- "Brahmacharya" — Sanskrit for "wise use of sexual energy"
- "Aparigraha" — Sanskrit for "non-possessiveness"
Similar to the yamas, the niyamas are also codes of conduct for living — only this time, what matters is how you treat yourself. A niyama (nee-YAH-mah) is one of a set of moral observances toward oneself. Turning your awareness inward helps prepare you for the later, more internally focused limbs. "The Yoga Sutras" lists five niyamas:
- "Saucha" — Sanskrit for "purity"
- "Santosha" — Sanskrit for "contentment"
- "Tapas" — Sanskrit for "self-discipline"
- "Svadhyaya" — Sanskrit for "self-study"
- "Ishvara pranidhana" — Sanskrit for "surrender to a higher source"
Literally meaning "seat" or "sitting posture," asana (AHH-suh-nuh) refers to a body position used in a yoga practice. Through practicing asanas, you learn discipline and concentration which are necessary for the later limbs. Moving and stretching your body also helps you prepare for long periods of seated meditation. Common asanas include Adho Mukha Svanasana (Downward-Facing Dog) and Ustrasana (Camel Pose).
Although pranayama (prah-nah-YAH-muh) can be translated as "restraint of the breath," it refers to more than simply holding your inhalations. In yoga, the life force energy is called "prana." Practicing pranayama includes yogic breath control and regulation techniques. These exercises are intended to manipulate the flow of prana in order to bring about steadiness of mind and changes in consciousness.
Through these first four limbs, you learn to control your "outer" world of personality and senses. This emerging awareness of your true self helps to prepare yourself for the deep, inner journey of the next four limbs.
Enlightenment is the understanding that this is all, that this is perfect, that this is it. Enlightenment is not an achievement, it is an understanding that there is nothing to achieve, nowhere to go.
Literally meaning "withdrawal of the senses," pratyahara (praht-yah-HAHR-uh) is the practice of tuning out the distractions of the outside world. Focusing your mind inward allows you to detach from the trials and fluctuations of life and see their challenges in a new light.

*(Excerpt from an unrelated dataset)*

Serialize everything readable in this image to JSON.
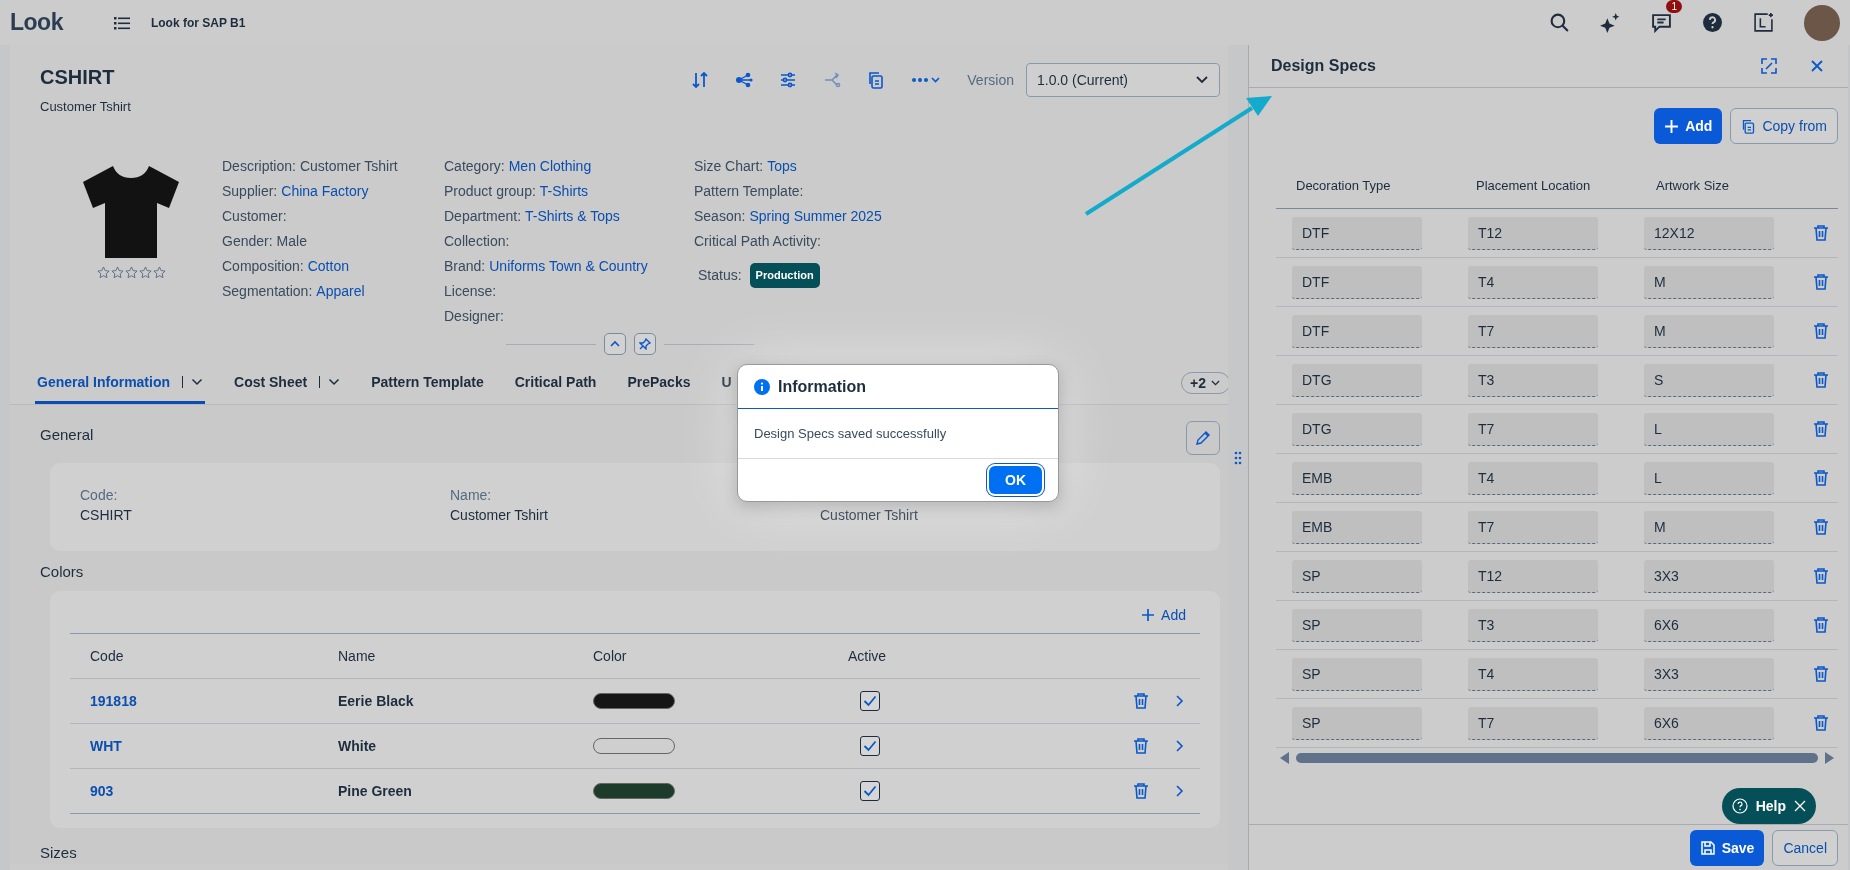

You can view your habits and patterns more objectively, becoming aware of things the way they are, instead of reacting to the world.

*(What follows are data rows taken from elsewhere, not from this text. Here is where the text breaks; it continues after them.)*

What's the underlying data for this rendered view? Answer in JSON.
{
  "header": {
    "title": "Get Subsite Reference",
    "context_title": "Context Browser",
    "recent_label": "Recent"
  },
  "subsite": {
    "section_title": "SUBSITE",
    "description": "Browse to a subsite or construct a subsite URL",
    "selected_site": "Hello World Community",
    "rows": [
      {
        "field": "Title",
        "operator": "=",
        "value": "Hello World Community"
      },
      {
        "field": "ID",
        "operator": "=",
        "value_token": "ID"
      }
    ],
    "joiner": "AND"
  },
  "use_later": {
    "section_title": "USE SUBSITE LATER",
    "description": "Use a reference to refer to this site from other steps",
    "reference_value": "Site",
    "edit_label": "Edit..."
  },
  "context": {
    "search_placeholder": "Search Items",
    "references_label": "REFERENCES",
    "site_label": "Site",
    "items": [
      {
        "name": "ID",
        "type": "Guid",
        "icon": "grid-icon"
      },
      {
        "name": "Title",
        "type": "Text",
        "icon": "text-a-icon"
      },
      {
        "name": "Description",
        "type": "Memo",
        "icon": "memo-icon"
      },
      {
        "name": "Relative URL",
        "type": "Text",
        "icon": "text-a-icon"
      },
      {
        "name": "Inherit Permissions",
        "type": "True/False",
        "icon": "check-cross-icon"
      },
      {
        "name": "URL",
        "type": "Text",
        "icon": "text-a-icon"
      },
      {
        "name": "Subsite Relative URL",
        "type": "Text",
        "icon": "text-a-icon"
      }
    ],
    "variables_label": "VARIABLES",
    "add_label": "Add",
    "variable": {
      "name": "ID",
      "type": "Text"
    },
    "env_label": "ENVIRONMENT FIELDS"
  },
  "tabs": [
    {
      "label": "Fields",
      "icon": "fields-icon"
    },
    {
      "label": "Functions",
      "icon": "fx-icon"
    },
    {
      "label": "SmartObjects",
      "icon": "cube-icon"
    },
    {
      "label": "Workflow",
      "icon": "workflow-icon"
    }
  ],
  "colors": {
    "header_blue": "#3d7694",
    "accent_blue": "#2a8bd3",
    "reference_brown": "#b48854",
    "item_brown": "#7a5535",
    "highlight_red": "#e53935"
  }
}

Dharana (dahr-AHN-uh) is the practice of concentration or complete attention. It’s the ability to focus entirely on a single point — to be completely in the moment. Once you have withdrawn your senses through pratyahara, you can slow down your thoughts and concentrate on a single thing. Athletes often refer to this mental space as being "in the zone." You can practice dharana by bringing your attention to a single sensation, object, or thought. Some examples include focusing on:
- Your breath
- The flicker of a candle’s flame
- An image of a deity, saint, or inspirational figure
- The repetition of a sound, syllable, or phrase
- A value or virtue, such as love, compassion, or joy
Your brain uses 20 percent of your entire body’s energy, even though it is only 2 percent of your body weight.
With dhyana (dee-YAHN-uh) , you turn your focus entirely inward. This is the practice of deep meditation to attain self-realization. In this second-to-last stage of yoga, you become aware of the flow of all life and existence. Unlike the single-pointed concentration of dharana, dhyana is awareness without a singular focus. Your mind becomes still and your thoughts cease. You simply are.
Literally meaning "a putting together," samadhi (sah-MAHD-hee) is supreme bliss; the highest stage of meditation. Also understood as spiritual ecstasy or enlightenment, samadhi is the state in which you transcend your lower self and merge with the universe. You become aware of your connection to all living things, to your higher self, and to the Divine. The freedom, joy, and fulfillment brought forth through samadhi creates peace, internally and in the world. It is the ultimate "goal" of yoga.
Eight Paths for One Yogi
Traveling the yogic path is a deeply personal journey. It can’t be learned in a book or through a story — it can only be experienced. Although supreme bliss may seem inconceivable, it is not impossible to attain. Be steady and consistent with your practice, but remember that yoga is a life-long process. It will take dedication and patience, perhaps for many years, but the rewards will be infinite.